* What you need to do:
Every entry, exactly as given, must be retyped.

* Data provided:
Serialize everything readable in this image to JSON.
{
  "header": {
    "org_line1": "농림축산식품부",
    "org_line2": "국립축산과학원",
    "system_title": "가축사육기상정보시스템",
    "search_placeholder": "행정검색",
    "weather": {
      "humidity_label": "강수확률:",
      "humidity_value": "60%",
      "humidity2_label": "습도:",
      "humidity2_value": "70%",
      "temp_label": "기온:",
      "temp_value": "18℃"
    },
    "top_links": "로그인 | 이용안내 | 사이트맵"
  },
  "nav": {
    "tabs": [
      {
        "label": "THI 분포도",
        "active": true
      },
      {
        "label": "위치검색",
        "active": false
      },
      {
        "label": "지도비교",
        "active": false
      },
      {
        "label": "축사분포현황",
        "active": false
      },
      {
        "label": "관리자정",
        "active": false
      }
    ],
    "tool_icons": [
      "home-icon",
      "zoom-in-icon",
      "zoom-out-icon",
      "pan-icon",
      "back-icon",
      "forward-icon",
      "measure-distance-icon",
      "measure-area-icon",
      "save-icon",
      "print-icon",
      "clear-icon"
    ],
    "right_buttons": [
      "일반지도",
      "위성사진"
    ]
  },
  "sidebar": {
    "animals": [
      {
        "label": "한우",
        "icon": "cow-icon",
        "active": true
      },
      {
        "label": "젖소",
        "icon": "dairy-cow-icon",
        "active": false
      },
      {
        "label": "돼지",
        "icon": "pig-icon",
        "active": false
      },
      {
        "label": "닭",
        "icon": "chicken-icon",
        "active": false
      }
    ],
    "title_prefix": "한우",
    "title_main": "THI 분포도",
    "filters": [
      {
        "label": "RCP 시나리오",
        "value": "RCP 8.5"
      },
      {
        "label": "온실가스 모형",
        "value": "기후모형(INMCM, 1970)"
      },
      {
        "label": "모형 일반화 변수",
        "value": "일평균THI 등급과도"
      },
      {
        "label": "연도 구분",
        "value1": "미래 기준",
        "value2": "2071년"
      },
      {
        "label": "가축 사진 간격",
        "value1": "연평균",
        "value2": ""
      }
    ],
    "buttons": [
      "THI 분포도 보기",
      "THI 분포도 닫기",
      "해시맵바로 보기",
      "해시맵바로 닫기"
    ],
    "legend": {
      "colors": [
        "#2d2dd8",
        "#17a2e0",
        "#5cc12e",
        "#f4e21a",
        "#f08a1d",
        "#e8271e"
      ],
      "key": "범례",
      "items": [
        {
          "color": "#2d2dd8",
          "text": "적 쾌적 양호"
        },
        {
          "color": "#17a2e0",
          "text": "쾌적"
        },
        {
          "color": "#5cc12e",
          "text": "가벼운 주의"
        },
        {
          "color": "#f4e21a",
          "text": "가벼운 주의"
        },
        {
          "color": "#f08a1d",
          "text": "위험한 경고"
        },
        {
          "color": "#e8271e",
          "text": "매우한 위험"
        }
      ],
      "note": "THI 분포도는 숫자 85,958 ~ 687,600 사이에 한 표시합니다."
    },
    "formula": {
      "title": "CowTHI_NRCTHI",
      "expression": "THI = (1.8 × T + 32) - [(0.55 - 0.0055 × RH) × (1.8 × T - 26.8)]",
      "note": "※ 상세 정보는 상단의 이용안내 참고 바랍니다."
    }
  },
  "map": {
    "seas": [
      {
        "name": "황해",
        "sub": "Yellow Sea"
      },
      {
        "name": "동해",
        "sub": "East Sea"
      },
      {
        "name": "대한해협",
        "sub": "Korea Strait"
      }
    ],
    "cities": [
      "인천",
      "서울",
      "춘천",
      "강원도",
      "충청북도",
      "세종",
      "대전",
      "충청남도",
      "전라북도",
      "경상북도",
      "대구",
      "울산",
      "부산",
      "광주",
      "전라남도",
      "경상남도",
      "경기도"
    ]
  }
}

* Worked solution:
Serialize everything readable in this image to JSON.
{
  "header": {
    "org_line1": "농림축산식품부",
    "org_line2": "국립축산과학원",
    "system_title": "가축사육기상정보시스템",
    "search_placeholder": "행정검색",
    "weather": {
      "humidity_label": "강수확률:",
      "humidity_value": "60%",
      "humidity2_label": "습도:",
      "humidity2_value": "70%",
      "temp_label": "기온:",
      "temp_value": "18℃"
    },
    "top_links": "로그인 | 이용안내 | 사이트맵"
  },
  "nav": {
    "tabs": [
      {
        "label": "THI 분포도",
        "active": true
      },
      {
        "label": "위치검색",
        "active": false
      },
      {
        "label": "지도비교",
        "active": false
      },
      {
        "label": "축사분포현황",
        "active": false
      },
      {
        "label": "관리자정",
        "active": false
      }
    ],
    "tool_icons": [
      "home-icon",
      "zoom-in-icon",
      "zoom-out-icon",
      "pan-icon",
      "back-icon",
      "forward-icon",
      "measure-distance-icon",
      "measure-area-icon",
      "save-icon",
      "print-icon",
      "clear-icon"
    ],
    "right_buttons": [
      "일반지도",
      "위성사진"
    ]
  },
  "sidebar": {
    "animals": [
      {
        "label": "한우",
        "icon": "cow-icon",
        "active": true
      },
      {
        "label": "젖소",
        "icon": "dairy-cow-icon",
        "active": false
      },
      {
        "label": "돼지",
        "icon": "pig-icon",
        "active": false
      },
      {
        "label": "닭",
        "icon": "chicken-icon",
        "active": false
      }
    ],
    "title_prefix": "한우",
    "title_main": "THI 분포도",
    "filters": [
      {
        "label": "RCP 시나리오",
        "value": "RCP 8.5"
      },
      {
        "label": "온실가스 모형",
        "value": "기후모형(INMCM, 1970)"
      },
      {
        "label": "모형 일반화 변수",
        "value": "일평균THI 등급과도"
      },
      {
        "label": "연도 구분",
        "value1": "미래 기준",
        "value2": "2071년"
      },
      {
        "label": "가축 사진 간격",
        "value1": "연평균",
        "value2": ""
      }
    ],
    "buttons": [
      "THI 분포도 보기",
      "THI 분포도 닫기",
      "해시맵바로 보기",
      "해시맵바로 닫기"
    ],
    "legend": {
      "colors": [
        "#2d2dd8",
        "#17a2e0",
        "#5cc12e",
        "#f4e21a",
        "#f08a1d",
        "#e8271e"
      ],
      "key": "범례",
      "items": [
        {
          "color": "#2d2dd8",
          "text": "적 쾌적 양호"
        },
        {
          "color": "#17a2e0",
          "text": "쾌적"
        },
        {
          "color": "#5cc12e",
          "text": "가벼운 주의"
        },
        {
          "color": "#f4e21a",
          "text": "가벼운 주의"
        },
        {
          "color": "#f08a1d",
          "text": "위험한 경고"
        },
        {
          "color": "#e8271e",
          "text": "매우한 위험"
        }
      ],
      "note": "THI 분포도는 숫자 85,958 ~ 687,600 사이에 한 표시합니다."
    },
    "formula": {
      "title": "CowTHI_NRCTHI",
      "expression": "THI = (1.8 × T + 32) - [(0.55 - 0.0055 × RH) × (1.8 × T - 26.8)]",
      "note": "※ 상세 정보는 상단의 이용안내 참고 바랍니다."
    }
  },
  "map": {
    "seas": [
      {
        "name": "황해",
        "sub": "Yellow Sea"
      },
      {
        "name": "동해",
        "sub": "East Sea"
      },
      {
        "name": "대한해협",
        "sub": "Korea Strait"
      }
    ],
    "cities": [
      "인천",
      "서울",
      "춘천",
      "강원도",
      "충청북도",
      "세종",
      "대전",
      "충청남도",
      "전라북도",
      "경상북도",
      "대구",
      "울산",
      "부산",
      "광주",
      "전라남도",
      "경상남도",
      "경기도"
    ]
  }
}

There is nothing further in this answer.